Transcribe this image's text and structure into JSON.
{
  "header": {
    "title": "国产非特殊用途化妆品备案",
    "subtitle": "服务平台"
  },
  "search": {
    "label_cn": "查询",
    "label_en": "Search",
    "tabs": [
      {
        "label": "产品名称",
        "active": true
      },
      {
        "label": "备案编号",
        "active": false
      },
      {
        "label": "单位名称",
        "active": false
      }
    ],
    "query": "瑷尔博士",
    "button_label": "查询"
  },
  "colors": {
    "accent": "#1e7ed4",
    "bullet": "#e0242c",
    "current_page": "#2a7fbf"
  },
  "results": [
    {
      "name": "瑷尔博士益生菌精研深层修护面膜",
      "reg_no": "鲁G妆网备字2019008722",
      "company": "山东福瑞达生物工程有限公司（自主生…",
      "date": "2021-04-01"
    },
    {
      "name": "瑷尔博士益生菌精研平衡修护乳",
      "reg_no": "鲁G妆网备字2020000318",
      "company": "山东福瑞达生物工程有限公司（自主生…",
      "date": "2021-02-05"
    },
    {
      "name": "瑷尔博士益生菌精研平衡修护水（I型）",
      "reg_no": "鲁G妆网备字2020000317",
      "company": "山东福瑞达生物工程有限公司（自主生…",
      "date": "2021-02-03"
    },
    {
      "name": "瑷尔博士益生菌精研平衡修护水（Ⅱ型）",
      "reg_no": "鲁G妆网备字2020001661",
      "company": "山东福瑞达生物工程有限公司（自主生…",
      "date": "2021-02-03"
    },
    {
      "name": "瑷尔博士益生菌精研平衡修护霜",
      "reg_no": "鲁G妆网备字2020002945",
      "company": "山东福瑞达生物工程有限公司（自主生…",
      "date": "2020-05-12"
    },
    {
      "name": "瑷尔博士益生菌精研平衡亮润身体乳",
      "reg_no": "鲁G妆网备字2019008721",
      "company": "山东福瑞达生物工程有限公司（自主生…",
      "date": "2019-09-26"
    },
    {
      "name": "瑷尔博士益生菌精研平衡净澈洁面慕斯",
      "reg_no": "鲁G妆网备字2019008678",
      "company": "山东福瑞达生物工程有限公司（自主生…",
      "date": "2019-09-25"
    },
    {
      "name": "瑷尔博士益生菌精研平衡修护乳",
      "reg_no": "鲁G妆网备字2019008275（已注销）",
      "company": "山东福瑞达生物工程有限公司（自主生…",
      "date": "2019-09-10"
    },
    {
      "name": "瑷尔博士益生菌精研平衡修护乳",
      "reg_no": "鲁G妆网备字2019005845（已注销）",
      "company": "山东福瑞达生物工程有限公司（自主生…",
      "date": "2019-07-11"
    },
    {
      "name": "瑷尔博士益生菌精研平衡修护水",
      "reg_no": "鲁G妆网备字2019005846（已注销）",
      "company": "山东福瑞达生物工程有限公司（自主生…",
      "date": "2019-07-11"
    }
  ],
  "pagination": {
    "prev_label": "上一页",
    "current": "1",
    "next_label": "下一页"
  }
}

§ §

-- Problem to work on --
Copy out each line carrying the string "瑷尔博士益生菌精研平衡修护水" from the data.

-- Your solution --
      "name": "瑷尔博士益生菌精研平衡修护水（I型）",
      "name": "瑷尔博士益生菌精研平衡修护水（Ⅱ型）",
      "name": "瑷尔博士益生菌精研平衡修护水",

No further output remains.